On my second day at a new job, I wore black pants and modest three-inch heels (modest as in Stuart Weitzman Nearly Nude sandals, so really they ain’t seen NOTHING yet), and a coworker told me,
“You know, you don’t need to dress up for work.”
No shit, Sherlock, we work at a startup and you wore a hat from a brewery during my interview. I will wear what I like, and you will not comment on my clothes. I don’t work in a business-facing role, I like wearing clothes with flowers on them and my appearance is no part of what I bring to the table.
Listen to my answer when I say it
There have been several times when I’ve been in a meeting, answered a question, had my answer unacknowledged until someone else says the same thing but louder, and then everyone oohs and aahs over MY ANSWER. It annoys the bejesus out of me, but the reason I’m not calling out your bullshit is because I don’t want you to think I’m hysterical or “bitchy” (what an awful word). The last time this happened, I went to a public bathroom in a parking garage across the street to cry because I was just so tired of not being heard. I have yet to cry in front of people, but maybe I’ll do that sometime and that experience might be worthy of another article altogether.
“Women in tech” events are not hate groups against men
When I invite men to events hosted by female interest groups, they often assume that they will be attacked for being men. Women in tech groups are about providing support for people who have a disadvantage in the industry and finding a safe space to discuss issues among people who can empathize with them, and not at all about men or hate. By assuming that these groups are intended to bash you, you’re missing out on opportunities to learn from engineers who happen to be women. But thank you, your fear and anxiety about being treated poorly for your gender, an aspect of your identity that you had no control over, is what we experience every day, so maybe you are learning something from these events.

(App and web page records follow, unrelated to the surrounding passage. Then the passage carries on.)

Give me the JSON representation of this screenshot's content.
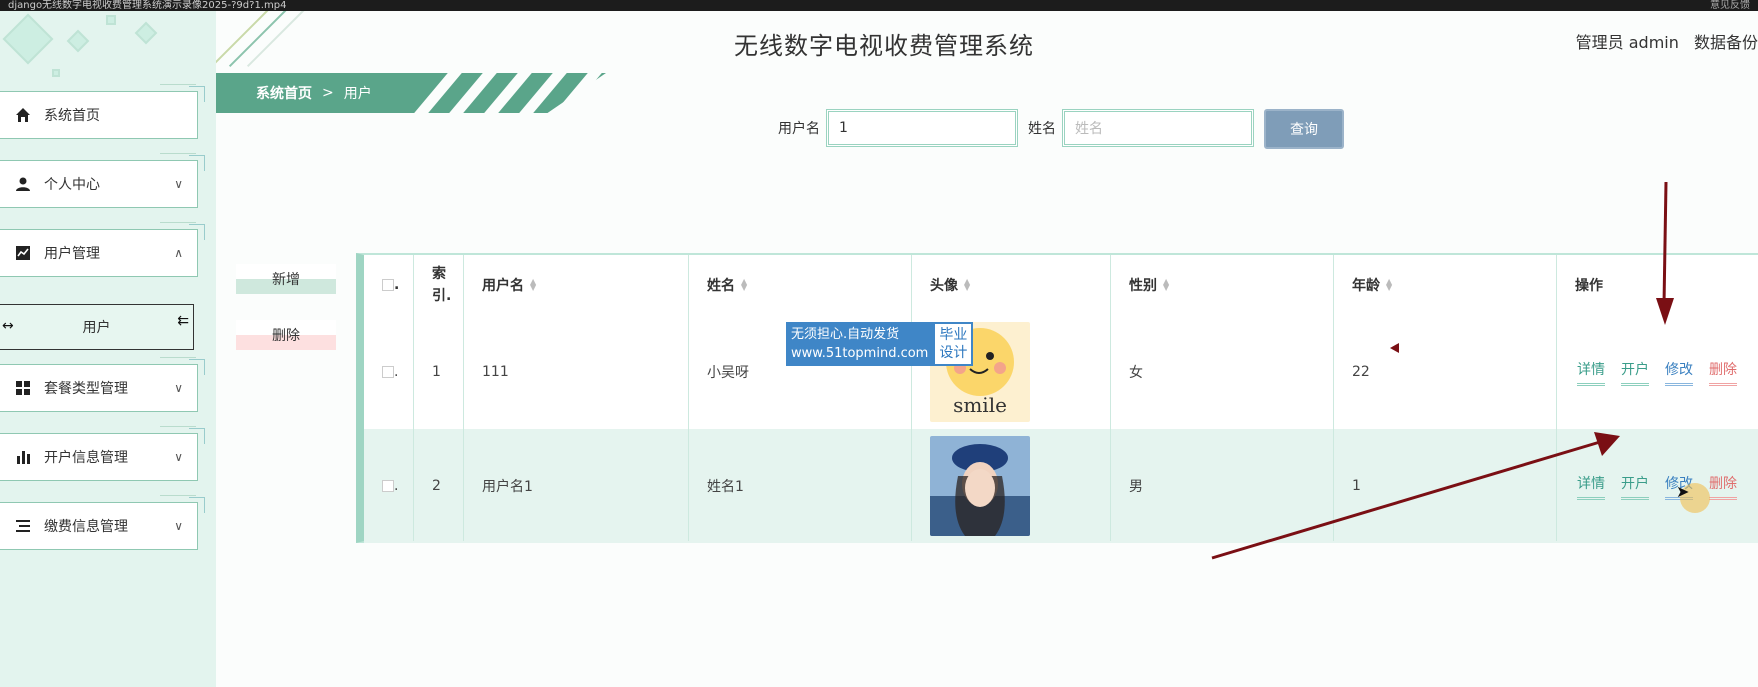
{
  "titlebar": {
    "text": "django无线数字电视收费管理系统演示录像2025-?9d?1.mp4",
    "right": "意见反馈"
  },
  "header": {
    "title": "无线数字电视收费管理系统",
    "user": "管理员 admin",
    "backup": "数据备份"
  },
  "breadcrumb": {
    "home": "系统首页",
    "sep": ">",
    "current": "用户"
  },
  "sidebar": {
    "items": [
      {
        "label": "系统首页",
        "icon": "home-icon"
      },
      {
        "label": "个人中心",
        "icon": "person-icon",
        "chevron": "∨"
      },
      {
        "label": "用户管理",
        "icon": "chart-icon",
        "chevron": "∧"
      },
      {
        "label": "套餐类型管理",
        "icon": "grid-icon",
        "chevron": "∨"
      },
      {
        "label": "开户信息管理",
        "icon": "bar-chart-icon",
        "chevron": "∨"
      },
      {
        "label": "缴费信息管理",
        "icon": "list-icon",
        "chevron": "∨"
      }
    ],
    "submenu": {
      "label": "用户"
    }
  },
  "search": {
    "username_label": "用户名",
    "username_value": "1",
    "name_label": "姓名",
    "name_placeholder": "姓名",
    "button": "查询"
  },
  "actions": {
    "add": "新增",
    "delete": "删除"
  },
  "table": {
    "headers": {
      "check": ".",
      "index": "索引.",
      "username": "用户名",
      "name": "姓名",
      "avatar": "头像",
      "gender": "性别",
      "age": "年龄",
      "ops": "操作"
    },
    "rows": [
      {
        "check": ".",
        "index": "1",
        "username": "111",
        "name": "小吴呀",
        "gender": "女",
        "age": "22",
        "avatar_text": "smile"
      },
      {
        "check": ".",
        "index": "2",
        "username": "用户名1",
        "name": "姓名1",
        "gender": "男",
        "age": "1",
        "avatar_text": ""
      }
    ],
    "op_labels": {
      "detail": "详情",
      "open": "开户",
      "edit": "修改",
      "remove": "删除"
    }
  },
  "watermark": {
    "line1": "无须担心.自动发货",
    "line2": "www.51topmind.com",
    "right1": "毕业",
    "right2": "设计"
  },
  "colors": {
    "primary": "#5aa58a",
    "sidebar_bg": "#e3f4ee",
    "search_btn": "#7f9db8",
    "arrow": "#7a0f14"
  }
}
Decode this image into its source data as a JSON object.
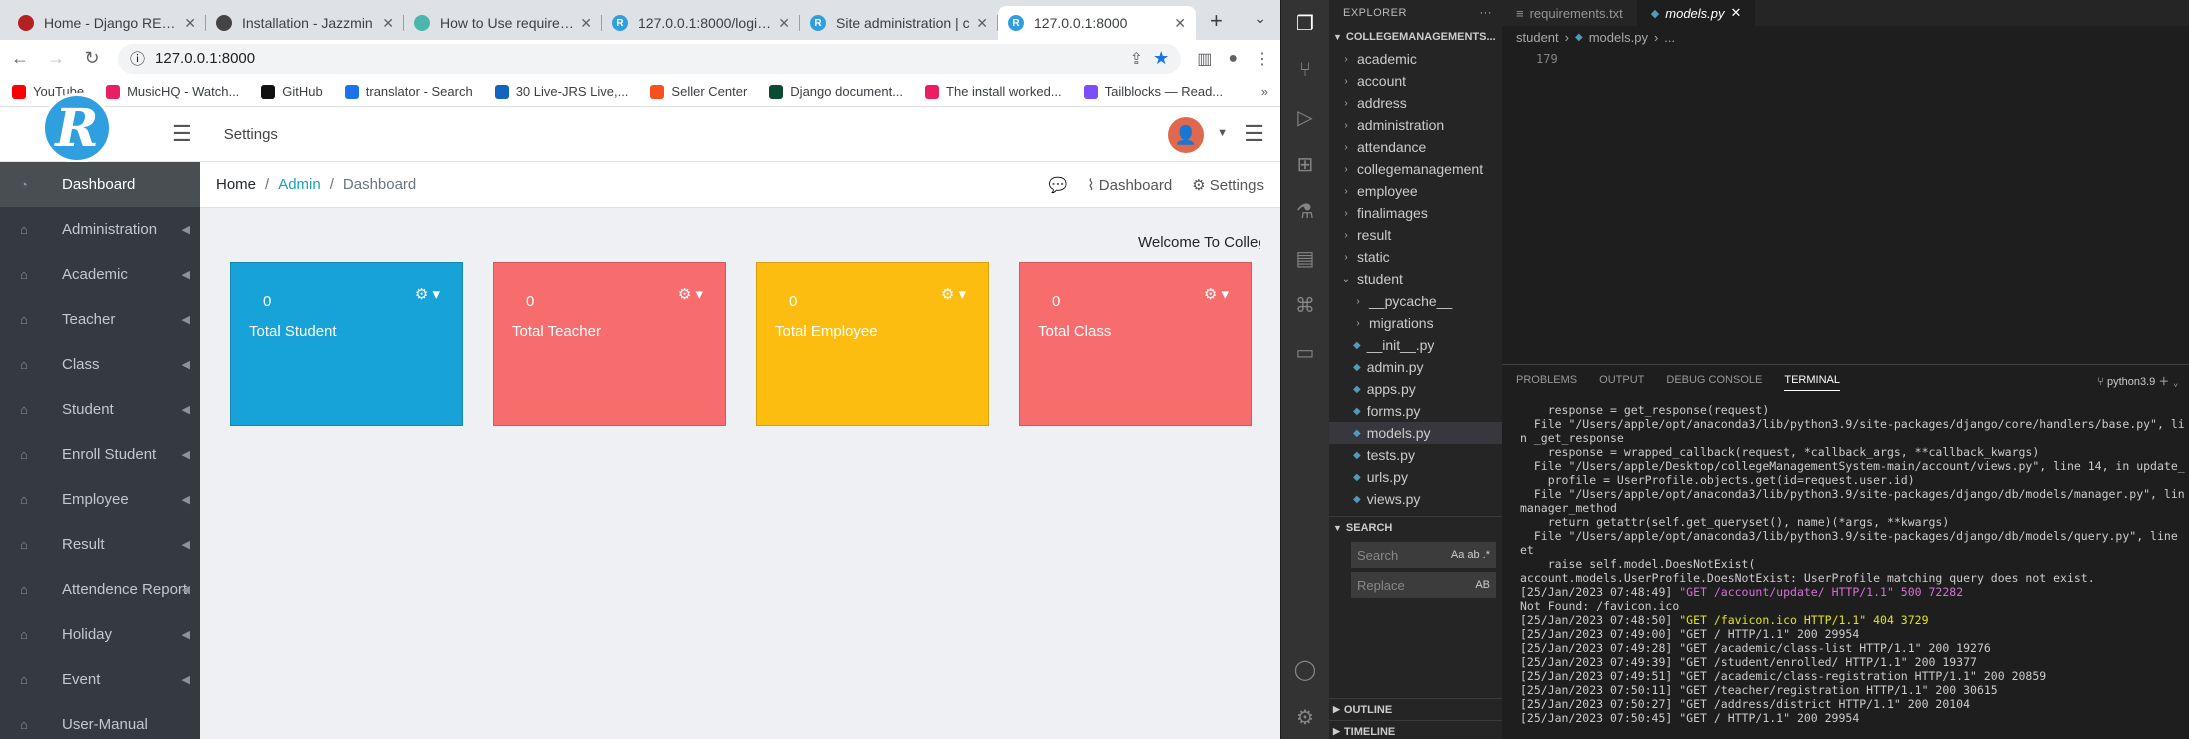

The current, publicized general consensus in the tech community is that more diversity is good, but you can’t tell me that I’m not a good culture fit because I wear dresses with cats on them and then wonder why we don’t have more female engineers. Sometimes I brainstorm ideas to make some fast money (an outrageous Reddit shitpost and frivolous lawsuits) so I can retire immediately because I’m just drained. But the only way I can fight for change is to stay, continue to be unapologetically myself and become a better engineer. It’s everyone’s responsibility to stand up for those who are disadvantaged, and allowing people to continue to behave poorly and ignorantly is backwards and harmful for everyone.